Mer. Ay, Apemantus.
Trumpets sound. Enter a Servant.
'Tis Alcibiades, and
[Exeunt some Attendants. You must needs dine with me.-Go not you hence, Till I have thank'd you; and when dinner's dones Show me this piece.--I am joyful of your sights.
Enter ALCIBIADES, with his Company.
So, so, there.
Alcib. Sir, you have sav'd my longing, and I feed
Right welcome, sir :
[Exeunt all but APEMANTUS.
Enter two Lords. 1 Lord. What time o' day is't, Apemantus ? Apem. Time to be honest. 1 Lord. That time serves still.
in the folio, 1623, is, " That I had no angry wit to be a lord :" Apemantus probably means to say, that he should hate himself for being so desirous to be a lord.

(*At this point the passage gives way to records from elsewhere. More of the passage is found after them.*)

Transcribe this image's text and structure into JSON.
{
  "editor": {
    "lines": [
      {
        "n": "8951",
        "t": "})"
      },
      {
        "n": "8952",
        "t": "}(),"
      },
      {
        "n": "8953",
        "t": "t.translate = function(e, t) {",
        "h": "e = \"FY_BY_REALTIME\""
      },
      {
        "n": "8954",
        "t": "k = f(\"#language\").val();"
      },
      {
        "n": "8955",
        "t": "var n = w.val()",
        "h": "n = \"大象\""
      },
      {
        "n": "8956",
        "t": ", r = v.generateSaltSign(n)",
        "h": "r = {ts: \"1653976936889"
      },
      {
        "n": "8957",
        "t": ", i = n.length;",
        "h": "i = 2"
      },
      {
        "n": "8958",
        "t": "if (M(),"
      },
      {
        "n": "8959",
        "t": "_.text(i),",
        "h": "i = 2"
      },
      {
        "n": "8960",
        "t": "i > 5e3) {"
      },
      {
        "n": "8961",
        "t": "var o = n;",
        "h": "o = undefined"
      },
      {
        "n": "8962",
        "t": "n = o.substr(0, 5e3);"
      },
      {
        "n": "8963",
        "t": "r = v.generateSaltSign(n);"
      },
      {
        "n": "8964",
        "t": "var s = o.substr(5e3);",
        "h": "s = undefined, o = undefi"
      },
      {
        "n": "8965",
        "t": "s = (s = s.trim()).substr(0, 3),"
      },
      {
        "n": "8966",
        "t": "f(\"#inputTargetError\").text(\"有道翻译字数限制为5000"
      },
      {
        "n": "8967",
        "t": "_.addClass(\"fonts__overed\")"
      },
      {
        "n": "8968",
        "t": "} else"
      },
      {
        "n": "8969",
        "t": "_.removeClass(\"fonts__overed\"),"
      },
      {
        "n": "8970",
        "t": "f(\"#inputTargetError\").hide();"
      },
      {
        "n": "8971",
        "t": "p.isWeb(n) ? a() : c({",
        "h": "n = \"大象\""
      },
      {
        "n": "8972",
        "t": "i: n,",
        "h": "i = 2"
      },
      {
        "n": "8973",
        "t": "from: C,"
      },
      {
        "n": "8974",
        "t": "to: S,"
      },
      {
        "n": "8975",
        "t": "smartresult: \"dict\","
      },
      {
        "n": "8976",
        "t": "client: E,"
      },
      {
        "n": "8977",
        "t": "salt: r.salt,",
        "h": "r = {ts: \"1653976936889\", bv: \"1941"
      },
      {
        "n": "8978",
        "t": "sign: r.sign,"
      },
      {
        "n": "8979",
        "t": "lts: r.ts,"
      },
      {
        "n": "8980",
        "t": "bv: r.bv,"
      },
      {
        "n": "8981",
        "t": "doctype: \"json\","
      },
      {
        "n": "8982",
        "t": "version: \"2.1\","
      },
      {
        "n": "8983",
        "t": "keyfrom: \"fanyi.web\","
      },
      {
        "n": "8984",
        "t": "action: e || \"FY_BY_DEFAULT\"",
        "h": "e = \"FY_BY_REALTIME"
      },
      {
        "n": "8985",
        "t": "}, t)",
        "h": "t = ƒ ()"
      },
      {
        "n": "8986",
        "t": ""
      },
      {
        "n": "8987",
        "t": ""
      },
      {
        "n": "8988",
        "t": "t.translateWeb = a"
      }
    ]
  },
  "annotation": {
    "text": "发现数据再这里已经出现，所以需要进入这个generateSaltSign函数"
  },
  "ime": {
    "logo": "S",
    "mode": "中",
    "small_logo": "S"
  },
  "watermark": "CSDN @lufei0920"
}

We are not satisfied with any emendation of this passage, but our reading is that of the corr. fo. 1632, which, as well as we can judge, seems to come nearest to the sense the poet intended to express.
- And when dinner's done] “And,” wanting in the first folio, is derived from the second.
6 Aches contract and starve your supple joints !] The word “ Aches" is here, as in A. v. sc. 2, and in “The Tempest,” A. i. sc. 2, obviously to be pronounced as a dissyllable. See Coleridge's Lit. Rem. Vol. ii. p. 146.